Second, you can retire on schedule with no age-based requirements. The NQDC plan lets you bridge the gap between earned income while working and other income available in standard retirement years (e.g. Social Security, 401(k), IRA, savings). This other income often has age-based rules for when you can take your money.
But the NQDC plan does not follow this framework. This means you may have an opportunity to retire sooner (yay!) or retire at the typical retirement age but let your other income grow. For example, the Social Security Administration notes that social security grows by roughly 8% each year you delay taking it.
Third, you can better manage your taxes. Deferring some of your income can help you reduce the actual tax rate you’re charged when you file. Here’s why:
- Each dollar is taxed at the rate of the marginal tax bracket it falls into; this means the first dollars you make are taxed at a lower rate no matter how much you make, while the last dollars you make are taxed at the highest marginal tax bracket reached.

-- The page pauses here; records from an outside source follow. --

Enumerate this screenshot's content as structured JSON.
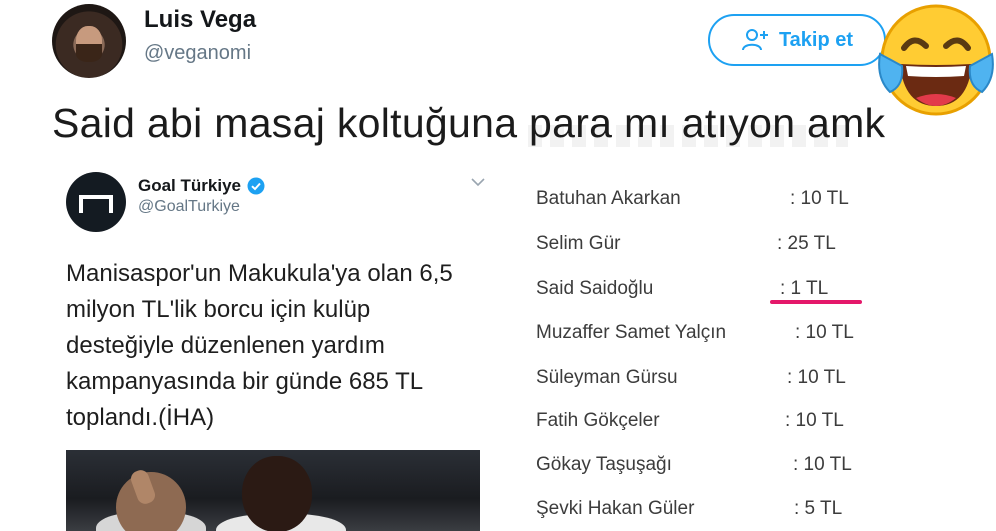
{
  "author": {
    "name": "Luis Vega",
    "handle": "@veganomi"
  },
  "follow_button": {
    "label": "Takip et",
    "icon": "add-user-icon",
    "color": "#1da1f2"
  },
  "emoji": "face-with-tears-of-joy-icon",
  "tweet_text": "Said abi masaj koltuğuna para mı atıyon amk",
  "embedded_tweet": {
    "name": "Goal Türkiye",
    "handle": "@GoalTurkiye",
    "verified": true,
    "text_lines": [
      "Manisaspor'un Makukula'ya olan 6,5",
      "milyon TL'lik borcu için kulüp",
      "desteğiyle düzenlenen yardım",
      "kampanyasında bir günde 685 TL",
      "toplandı.(İHA)"
    ]
  },
  "donations": [
    {
      "name": "Batuhan Akarkan",
      "amount": ": 10 TL"
    },
    {
      "name": "Selim Gür",
      "amount": ": 25 TL"
    },
    {
      "name": "Said Saidoğlu",
      "amount": ": 1 TL",
      "highlighted": true
    },
    {
      "name": "Muzaffer Samet Yalçın",
      "amount": ": 10 TL"
    },
    {
      "name": "Süleyman Gürsu",
      "amount": ": 10 TL"
    },
    {
      "name": "Fatih Gökçeler",
      "amount": ": 10 TL"
    },
    {
      "name": "Gökay Taşuşağı",
      "amount": ": 10 TL"
    },
    {
      "name": "Şevki Hakan Güler",
      "amount": ": 5 TL"
    }
  ],
  "highlight_color": "#e4186a"
}
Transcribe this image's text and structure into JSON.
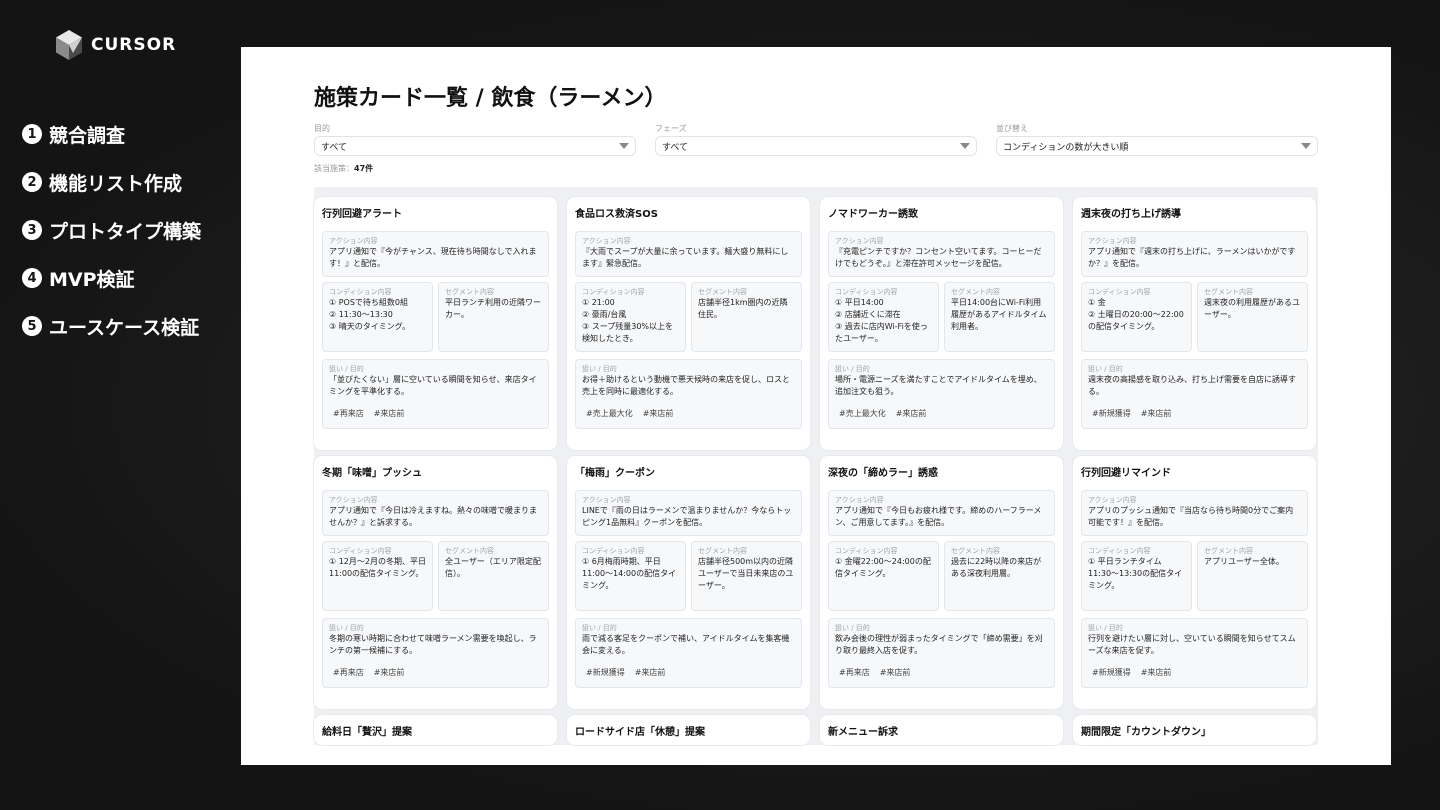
{
  "brand": {
    "name": "CURSOR",
    "icon": "cursor-cube-icon"
  },
  "steps": [
    {
      "num": "1",
      "label": "競合調査"
    },
    {
      "num": "2",
      "label": "機能リスト作成"
    },
    {
      "num": "3",
      "label": "プロトタイプ構築"
    },
    {
      "num": "4",
      "label": "MVP検証"
    },
    {
      "num": "5",
      "label": "ユースケース検証"
    }
  ],
  "app": {
    "title": "施策カード一覧 / 飲食（ラーメン）",
    "filters": [
      {
        "label": "目的",
        "value": "すべて"
      },
      {
        "label": "フェーズ",
        "value": "すべて"
      },
      {
        "label": "並び替え",
        "value": "コンディションの数が大きい順"
      }
    ],
    "count_label": "該当施策：",
    "count_value": "47件",
    "field_labels": {
      "action": "アクション内容",
      "condition": "コンディション内容",
      "segment": "セグメント内容",
      "aim": "狙い / 目的"
    },
    "cards": [
      {
        "title": "行列回避アラート",
        "action": "アプリ通知で『今がチャンス、現在待ち時間なしで入れます！』と配信。",
        "condition": "① POSで待ち組数0組\n② 11:30〜13:30\n③ 晴天のタイミング。",
        "segment": "平日ランチ利用の近隣ワーカー。",
        "aim": "「並びたくない」層に空いている瞬間を知らせ、来店タイミングを平準化する。",
        "tags": [
          "#再来店",
          "#来店前"
        ]
      },
      {
        "title": "食品ロス救済SOS",
        "action": "『大雨でスープが大量に余っています。麺大盛り無料にします』緊急配信。",
        "condition": "① 21:00\n② 豪雨/台風\n③ スープ残量30%以上を検知したとき。",
        "segment": "店舗半径1km圏内の近隣住民。",
        "aim": "お得＋助けるという動機で悪天候時の来店を促し、ロスと売上を同時に最適化する。",
        "tags": [
          "#売上最大化",
          "#来店前"
        ]
      },
      {
        "title": "ノマドワーカー誘致",
        "action": "『充電ピンチですか？コンセント空いてます。コーヒーだけでもどうぞ。』と滞在許可メッセージを配信。",
        "condition": "① 平日14:00\n② 店舗近くに滞在\n③ 過去に店内Wi-Fiを使ったユーザー。",
        "segment": "平日14:00台にWi-Fi利用履歴があるアイドルタイム利用者。",
        "aim": "場所・電源ニーズを満たすことでアイドルタイムを埋め、追加注文も狙う。",
        "tags": [
          "#売上最大化",
          "#来店前"
        ]
      },
      {
        "title": "週末夜の打ち上げ誘導",
        "action": "アプリ通知で『週末の打ち上げに、ラーメンはいかがですか？』を配信。",
        "condition": "① 金\n② 土曜日の20:00〜22:00の配信タイミング。",
        "segment": "週末夜の利用履歴があるユーザー。",
        "aim": "週末夜の高揚感を取り込み、打ち上げ需要を自店に誘導する。",
        "tags": [
          "#新規獲得",
          "#来店前"
        ]
      },
      {
        "title": "冬期「味噌」プッシュ",
        "action": "アプリ通知で『今日は冷えますね。熱々の味噌で暖まりませんか？』と訴求する。",
        "condition": "① 12月〜2月の冬期、平日11:00の配信タイミング。",
        "segment": "全ユーザー（エリア限定配信）。",
        "aim": "冬期の寒い時期に合わせて味噌ラーメン需要を喚起し、ランチの第一候補にする。",
        "tags": [
          "#再来店",
          "#来店前"
        ]
      },
      {
        "title": "「梅雨」クーポン",
        "action": "LINEで『雨の日はラーメンで温まりませんか？今ならトッピング1品無料』クーポンを配信。",
        "condition": "① 6月梅雨時期、平日11:00〜14:00の配信タイミング。",
        "segment": "店舗半径500m以内の近隣ユーザーで当日未来店のユーザー。",
        "aim": "雨で減る客足をクーポンで補い、アイドルタイムを集客機会に変える。",
        "tags": [
          "#新規獲得",
          "#来店前"
        ]
      },
      {
        "title": "深夜の「締めラー」誘惑",
        "action": "アプリ通知で『今日もお疲れ様です。締めのハーフラーメン、ご用意してます。』を配信。",
        "condition": "① 金曜22:00〜24:00の配信タイミング。",
        "segment": "過去に22時以降の来店がある深夜利用層。",
        "aim": "飲み会後の理性が弱まったタイミングで「締め需要」を刈り取り最終入店を促す。",
        "tags": [
          "#再来店",
          "#来店前"
        ]
      },
      {
        "title": "行列回避リマインド",
        "action": "アプリのプッシュ通知で『当店なら待ち時間0分でご案内可能です！』を配信。",
        "condition": "① 平日ランチタイム11:30〜13:30の配信タイミング。",
        "segment": "アプリユーザー全体。",
        "aim": "行列を避けたい層に対し、空いている瞬間を知らせてスムーズな来店を促す。",
        "tags": [
          "#新規獲得",
          "#来店前"
        ]
      }
    ],
    "partial_cards": [
      "給料日「贅沢」提案",
      "ロードサイド店「休憩」提案",
      "新メニュー訴求",
      "期間限定「カウントダウン」"
    ]
  }
}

- Your average, combined tax rate is called your effective tax rate.
- By preventing money from being taxed at the higher marginal tax rates, you will lower your actual, or effective, tax rate.
Moving money taxed at your highest marginal tax bracket into the NQDC plan (which grows tax-deferred), and then taking it out when your actual annual income is likely at a lower tax bracket, can offer you significant savings potential.
What’s more? Let’s not forget about state or local income taxes. If you find yourself living in a high income tax state (California) or a city with a high local income tax (New York City), the potential tax savings could be even larger.
Get Started with Your Non-Qualified Deferred Compensation Plan Today
You can achieve a lot with your non-qualified deferred compensation plan: more retirement savings, retiring on your schedule with no age-based requirements, and better tax management.
As you explore how NQDC plans work and how they compare to qualified ones, speak with an Abacus financial advisor who can best help you create a financial plan focused on your retirement and tax needs.